The UK will come to regret its decision to leave the European Union, Brussels’ top official has claimed.
European Commission president Jean-Claude Juncker said things “cannot remain as they are” for the UK in its relationship with the EU after leaving the bloc.
Addressing the European Parliament, Mr Juncker was cheered by Eurosceptic MEPs as he noted the UK’s departure was due on March 29 2019.
Responding to their applause, Mr Juncker said the time would come “when you will regret your decision”.
In a message to Theresa May – who had hoped her Mansion House speech had provided further information on her plans – Mr Juncker said the EU needed “more clarity on how the UK sees its future relationship”.
And he insisted the EU was united over the issue of the Irish border, one of the main issues in the negotiation.
Mr Juncker said “cherry-picking is not going to be possible” in the future trade relationship between the UK and EU.
“I would rather have preferred Britain not to have decided to leave the European Union, but anyone who leaves the European Union has to know, frankly, what this means,” he said.
“If you decide to jettison, leave behind, the common agreements and rules, then you have to accept that things cannot remain as they are.”
Mr Juncker said the controversial “backstop” proposal for dealing with the border between Northern Ireland and the Republic “translates faithfully” the agreement reached between Mrs May and the EU in December.
He said the EU was ready to work with the UK on its preferred option of the border issue being resolved in the future trade deal, or by other specific measures.
But he added “we need to receive concrete proposals from the UK first”.
Mr Juncker said: “The 27 member states stand firm and united when it comes to Ireland.
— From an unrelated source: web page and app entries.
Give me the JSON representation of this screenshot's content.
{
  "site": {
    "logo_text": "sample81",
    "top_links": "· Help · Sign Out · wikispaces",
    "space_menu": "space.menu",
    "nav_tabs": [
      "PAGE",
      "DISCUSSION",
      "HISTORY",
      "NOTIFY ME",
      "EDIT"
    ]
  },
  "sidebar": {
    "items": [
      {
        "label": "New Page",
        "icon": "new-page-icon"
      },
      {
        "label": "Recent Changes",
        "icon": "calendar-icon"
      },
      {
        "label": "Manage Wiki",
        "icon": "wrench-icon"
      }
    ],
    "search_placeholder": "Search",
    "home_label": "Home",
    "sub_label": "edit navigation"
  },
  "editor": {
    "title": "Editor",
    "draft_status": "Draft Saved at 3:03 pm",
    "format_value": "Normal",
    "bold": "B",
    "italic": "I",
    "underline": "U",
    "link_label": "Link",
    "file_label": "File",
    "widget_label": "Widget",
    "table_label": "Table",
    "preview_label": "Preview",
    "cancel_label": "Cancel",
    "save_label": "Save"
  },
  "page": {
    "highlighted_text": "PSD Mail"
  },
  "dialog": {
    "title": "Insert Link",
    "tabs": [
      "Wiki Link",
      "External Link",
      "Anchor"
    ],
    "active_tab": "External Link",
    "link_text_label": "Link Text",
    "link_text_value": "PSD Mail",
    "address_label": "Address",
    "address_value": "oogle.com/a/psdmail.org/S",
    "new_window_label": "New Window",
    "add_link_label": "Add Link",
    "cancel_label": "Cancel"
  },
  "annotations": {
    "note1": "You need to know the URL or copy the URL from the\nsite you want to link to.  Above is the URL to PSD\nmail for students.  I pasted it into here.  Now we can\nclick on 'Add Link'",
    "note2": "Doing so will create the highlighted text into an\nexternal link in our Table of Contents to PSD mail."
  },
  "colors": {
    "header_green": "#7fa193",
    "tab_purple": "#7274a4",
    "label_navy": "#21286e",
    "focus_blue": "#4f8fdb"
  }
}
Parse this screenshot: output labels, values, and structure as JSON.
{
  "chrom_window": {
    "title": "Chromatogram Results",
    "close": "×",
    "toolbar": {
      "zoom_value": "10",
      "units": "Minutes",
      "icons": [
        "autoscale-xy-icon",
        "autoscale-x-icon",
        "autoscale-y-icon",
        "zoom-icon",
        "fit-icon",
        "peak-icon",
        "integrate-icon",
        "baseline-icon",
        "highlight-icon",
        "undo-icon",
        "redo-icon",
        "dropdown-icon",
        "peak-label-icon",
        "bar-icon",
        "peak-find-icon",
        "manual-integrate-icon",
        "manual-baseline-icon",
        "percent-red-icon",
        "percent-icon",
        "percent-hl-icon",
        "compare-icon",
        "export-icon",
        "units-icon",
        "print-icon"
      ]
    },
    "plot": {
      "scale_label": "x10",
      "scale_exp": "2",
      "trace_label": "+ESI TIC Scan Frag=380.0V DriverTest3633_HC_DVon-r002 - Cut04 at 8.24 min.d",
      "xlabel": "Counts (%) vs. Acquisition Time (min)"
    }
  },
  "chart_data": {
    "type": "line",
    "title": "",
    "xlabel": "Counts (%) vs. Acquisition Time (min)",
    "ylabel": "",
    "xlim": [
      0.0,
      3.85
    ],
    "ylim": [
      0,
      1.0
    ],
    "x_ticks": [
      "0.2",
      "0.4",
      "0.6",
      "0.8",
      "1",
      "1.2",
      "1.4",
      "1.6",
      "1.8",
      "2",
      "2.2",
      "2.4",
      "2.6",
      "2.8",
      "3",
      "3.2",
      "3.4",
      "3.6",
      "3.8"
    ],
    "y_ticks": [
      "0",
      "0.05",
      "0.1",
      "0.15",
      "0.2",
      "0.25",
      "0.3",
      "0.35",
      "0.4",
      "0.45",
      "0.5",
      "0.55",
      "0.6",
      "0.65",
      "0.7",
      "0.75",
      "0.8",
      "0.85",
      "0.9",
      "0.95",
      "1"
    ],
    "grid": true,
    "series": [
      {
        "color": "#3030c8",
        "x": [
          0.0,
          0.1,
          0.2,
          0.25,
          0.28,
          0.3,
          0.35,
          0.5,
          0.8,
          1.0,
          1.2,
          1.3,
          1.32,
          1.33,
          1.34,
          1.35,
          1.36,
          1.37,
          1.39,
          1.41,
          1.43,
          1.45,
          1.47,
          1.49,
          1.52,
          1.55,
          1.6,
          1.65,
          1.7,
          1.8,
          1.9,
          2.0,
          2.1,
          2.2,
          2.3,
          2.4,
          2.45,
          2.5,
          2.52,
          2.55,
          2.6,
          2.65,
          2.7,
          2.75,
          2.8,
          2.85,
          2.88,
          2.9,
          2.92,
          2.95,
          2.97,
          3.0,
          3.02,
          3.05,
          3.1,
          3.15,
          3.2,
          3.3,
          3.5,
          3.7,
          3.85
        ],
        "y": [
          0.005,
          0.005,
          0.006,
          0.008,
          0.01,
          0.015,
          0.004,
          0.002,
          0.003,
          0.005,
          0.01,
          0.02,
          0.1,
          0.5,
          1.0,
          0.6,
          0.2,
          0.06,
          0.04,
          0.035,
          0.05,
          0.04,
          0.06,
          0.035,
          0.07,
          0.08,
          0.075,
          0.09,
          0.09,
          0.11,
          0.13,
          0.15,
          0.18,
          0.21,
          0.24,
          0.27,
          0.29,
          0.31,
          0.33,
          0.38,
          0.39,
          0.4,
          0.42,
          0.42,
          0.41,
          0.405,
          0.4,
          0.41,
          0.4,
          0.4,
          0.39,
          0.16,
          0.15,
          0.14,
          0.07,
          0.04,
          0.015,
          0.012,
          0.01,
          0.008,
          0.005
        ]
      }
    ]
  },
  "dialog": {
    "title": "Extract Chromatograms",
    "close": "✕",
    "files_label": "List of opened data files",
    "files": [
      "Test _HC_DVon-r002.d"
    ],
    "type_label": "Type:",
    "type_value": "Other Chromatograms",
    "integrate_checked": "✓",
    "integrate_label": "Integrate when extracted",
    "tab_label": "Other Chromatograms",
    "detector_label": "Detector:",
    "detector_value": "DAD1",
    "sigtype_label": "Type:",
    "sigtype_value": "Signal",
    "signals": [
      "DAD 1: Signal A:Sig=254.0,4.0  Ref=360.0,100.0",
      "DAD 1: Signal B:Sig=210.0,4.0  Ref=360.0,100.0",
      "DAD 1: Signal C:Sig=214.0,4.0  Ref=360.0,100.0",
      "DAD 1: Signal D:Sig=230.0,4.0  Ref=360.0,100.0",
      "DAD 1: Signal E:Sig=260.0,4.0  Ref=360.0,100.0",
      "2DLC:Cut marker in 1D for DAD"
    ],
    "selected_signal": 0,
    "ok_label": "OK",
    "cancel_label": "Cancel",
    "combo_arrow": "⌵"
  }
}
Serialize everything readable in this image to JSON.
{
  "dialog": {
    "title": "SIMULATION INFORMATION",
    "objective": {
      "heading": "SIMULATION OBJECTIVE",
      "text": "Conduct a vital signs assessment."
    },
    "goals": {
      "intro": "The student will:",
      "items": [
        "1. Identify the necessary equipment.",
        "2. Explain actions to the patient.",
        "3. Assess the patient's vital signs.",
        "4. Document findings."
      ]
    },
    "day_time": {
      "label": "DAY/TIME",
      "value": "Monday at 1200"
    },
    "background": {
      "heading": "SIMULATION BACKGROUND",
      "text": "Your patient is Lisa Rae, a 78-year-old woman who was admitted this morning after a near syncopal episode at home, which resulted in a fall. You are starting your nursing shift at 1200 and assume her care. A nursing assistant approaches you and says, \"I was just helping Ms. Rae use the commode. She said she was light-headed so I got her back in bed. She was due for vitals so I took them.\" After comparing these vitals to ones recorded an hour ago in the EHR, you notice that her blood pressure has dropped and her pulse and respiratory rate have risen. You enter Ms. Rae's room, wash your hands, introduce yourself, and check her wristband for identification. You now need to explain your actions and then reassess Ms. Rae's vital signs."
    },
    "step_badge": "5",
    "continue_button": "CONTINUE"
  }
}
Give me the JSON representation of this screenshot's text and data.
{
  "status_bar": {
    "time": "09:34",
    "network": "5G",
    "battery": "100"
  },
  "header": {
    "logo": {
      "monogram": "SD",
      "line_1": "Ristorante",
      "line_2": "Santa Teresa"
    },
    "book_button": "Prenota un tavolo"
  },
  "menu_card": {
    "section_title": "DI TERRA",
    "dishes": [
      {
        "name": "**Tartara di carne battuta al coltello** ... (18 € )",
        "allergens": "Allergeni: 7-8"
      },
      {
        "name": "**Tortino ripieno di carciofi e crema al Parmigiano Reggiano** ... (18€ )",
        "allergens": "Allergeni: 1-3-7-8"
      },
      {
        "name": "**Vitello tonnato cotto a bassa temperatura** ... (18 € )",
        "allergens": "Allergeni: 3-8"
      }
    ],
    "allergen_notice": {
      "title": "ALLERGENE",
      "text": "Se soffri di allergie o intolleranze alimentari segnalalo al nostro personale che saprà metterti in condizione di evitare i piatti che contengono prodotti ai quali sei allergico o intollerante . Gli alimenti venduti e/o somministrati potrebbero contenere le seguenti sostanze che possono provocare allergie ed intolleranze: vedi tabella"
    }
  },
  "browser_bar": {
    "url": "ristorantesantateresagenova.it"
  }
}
For us this is not an Irish issue, it is a European issue.”
But he was heckled by one MEP who shouted “it is a British issue”.
The European Parliament’s Brexit co-ordinator Guy Verhofstadt also called for more details from the Prime Minister.
He said: “There was this Mansion House speech by Mrs May, but it was mainly repeating the red lines that we know already.”
The Prime Minister had said “we cannot accept the rights of Canada and then the obligations of Norway” but “I don’t think that we have ever presented that proposal to the UK side”, Mr Verhofstadt said.
“I think the UK side have to understand that the opposite is also not possible – you cannot have the rights of Norway and then the obligations of Canada.”
Mr Verhofstadt said it was time to move beyond “slogans” and “soundbites”.
He has put forward a motion to the European Parliament for an “association agreement” to deal with the future UK-EU relationship.
But it insists on a “binding interpretation role” for the European Court of Justice (CJEU) and rejects UK efforts to “cherry-pick” single market access for particular sectors, such as the financial services industry.